The latest figures show the first direct effects of the coronavirus pandemic but not the full impact of lockdown.
Data for the second quarter of the year is expected to be worse, after the economy shrank by a record 20.4 per cent in April.
It comes as the Prime Minister is expected to make a major speech on the economy later today.
Household spending dropped by 2.9 per cent between January and March this year, down by 1.2 per cent from what experts had estimated.
It’s the worst decline in household spending since the Winter of Discontent in 1979, when there were widespread trade union strikes which brought on a recession in the early 1980s.
But households saved more of their disposable income in the first three months of 2020 as a result of the closure of all non-essential shops on March 23.

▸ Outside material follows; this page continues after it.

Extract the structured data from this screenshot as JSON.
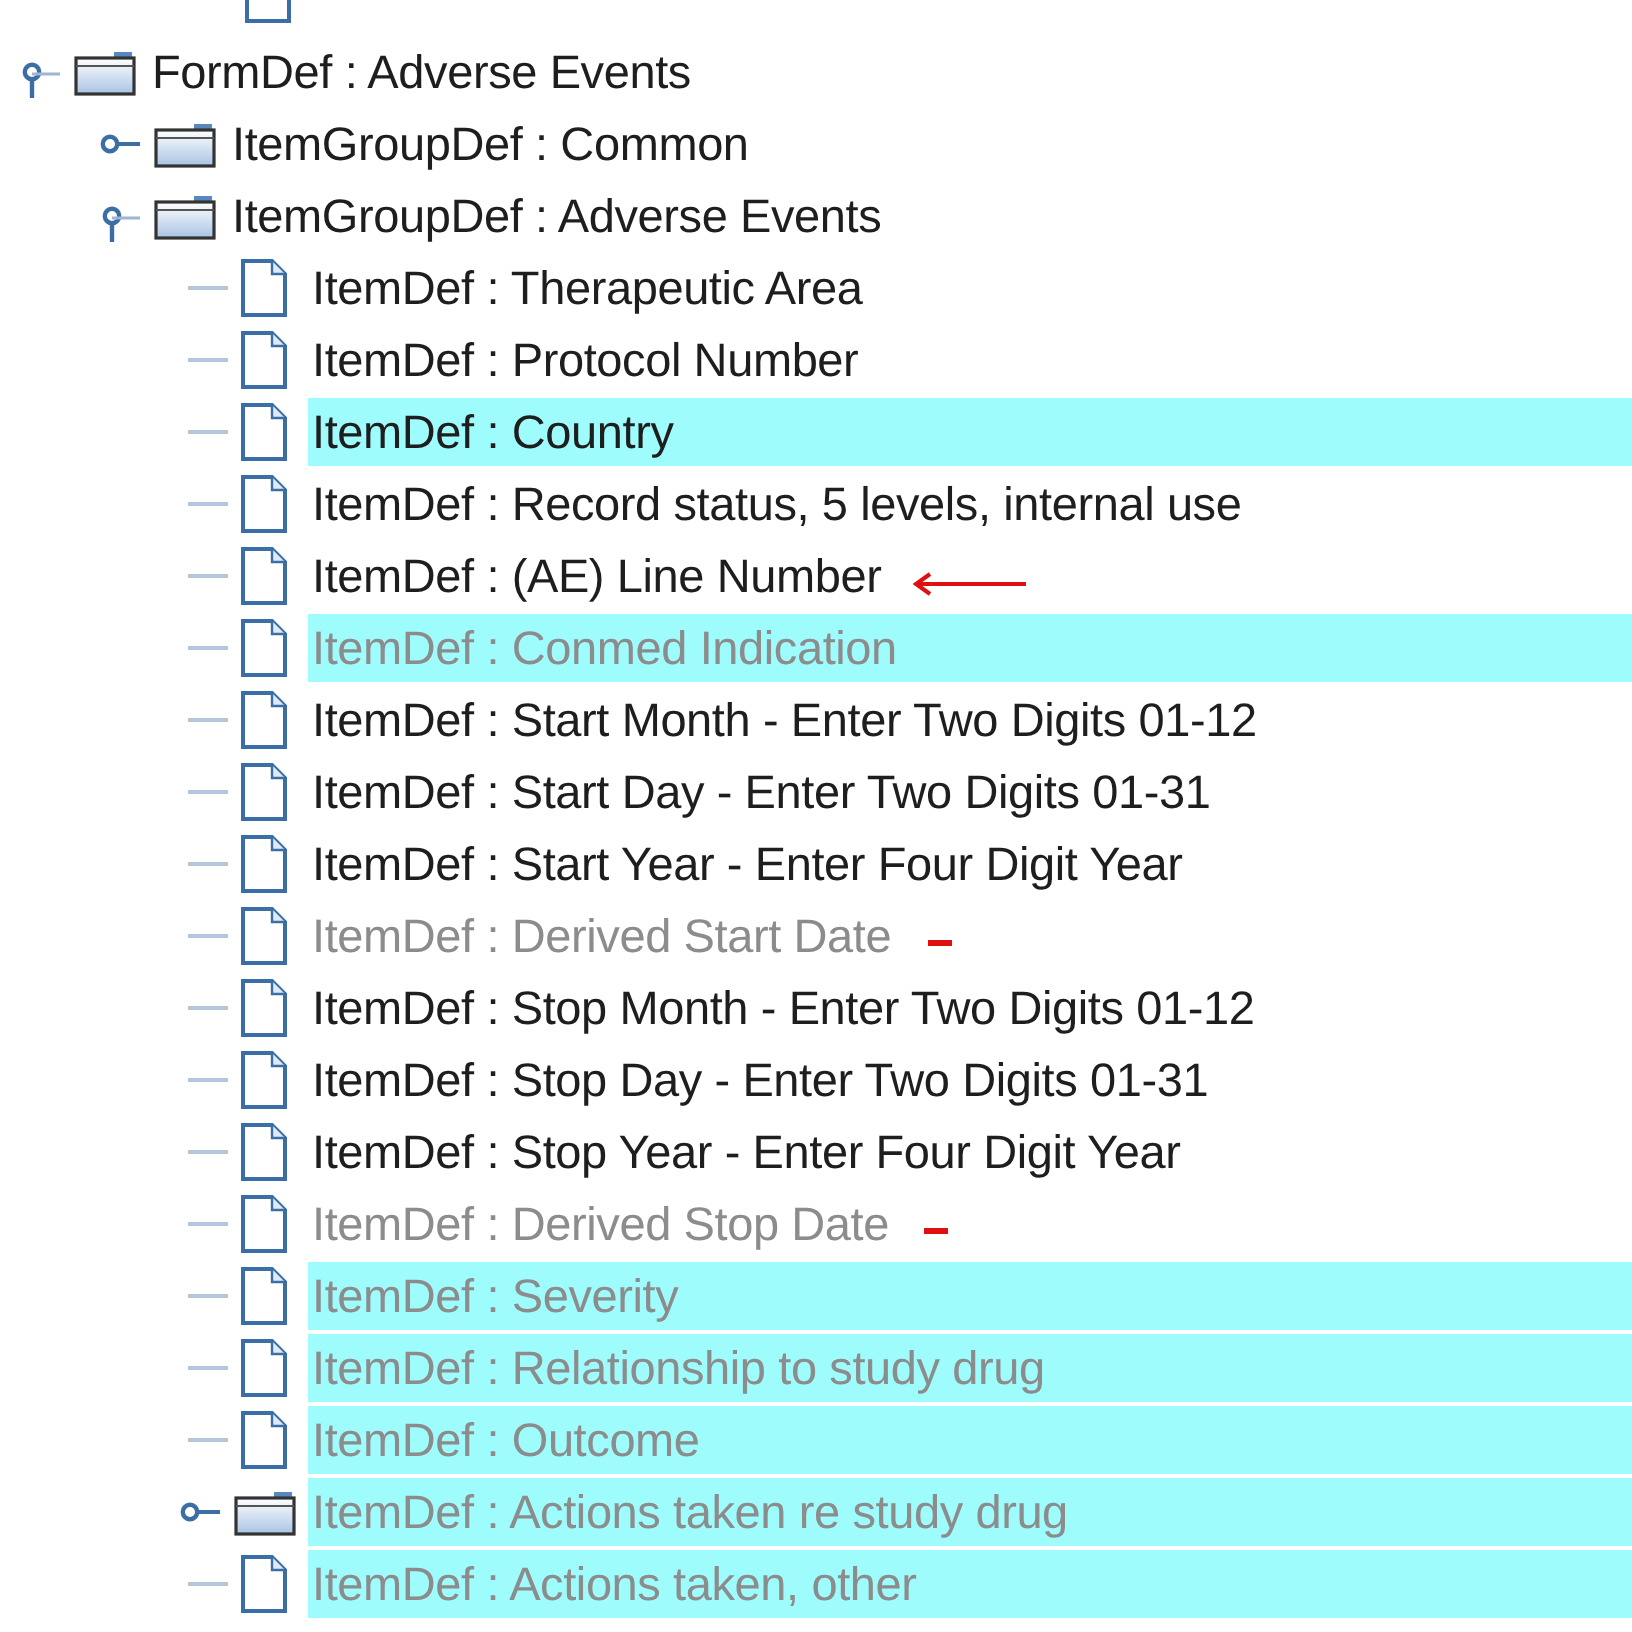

Around 8.6 per cent of disposable income went into savings compared to 6.6 per cent in previous quarter.
Consumer spending also fell by 2.7 per cent – equal to around £9.5billion – as Brits spent less on cars, eating out, holidays and clothes.
In May, the Organisation for Economic Co-operation and Development (OECD) predicted the UK economy will be the hardest hit among the world’s developed countries due to the pandemic.
The latest ONS data shows that Italy’s economy shrank by 5.3 per cent in the same quarter – the country went into lockdown sooner than the UK.
France also fell by 5.3 per cent, while Germany dropped by 2.2 per cent, the USA by 1.3 per cent and Japan by 0.6 per cent.
Jonathan Athow, deputy national statistician at the ONS, said: “Our more detailed picture of the economy in the first quarter showed GDP shrank a little more than first estimated – this is now the largest quarterly fall since 1979.
“Information from government showed health activities declined more than we previously showed.
“All main sectors of the economy shrank significantly in March as the effects of the pandemic hit.
“The sharp fall in consumer spending at the end of March led to a notable increase in households’ savings.”
There are fears millions of Brits could lose their jobs due to the ongoing crisis.
The government’s furlough scheme has helped people and businesses stay afloat throughout lockdown, but Chancellor Rishi Sunak is set to wind it down in October.
From August, employers will have to start paying towards the scheme.
Meanwhile, the number of people on unemployment benefits has risen by 2.1million.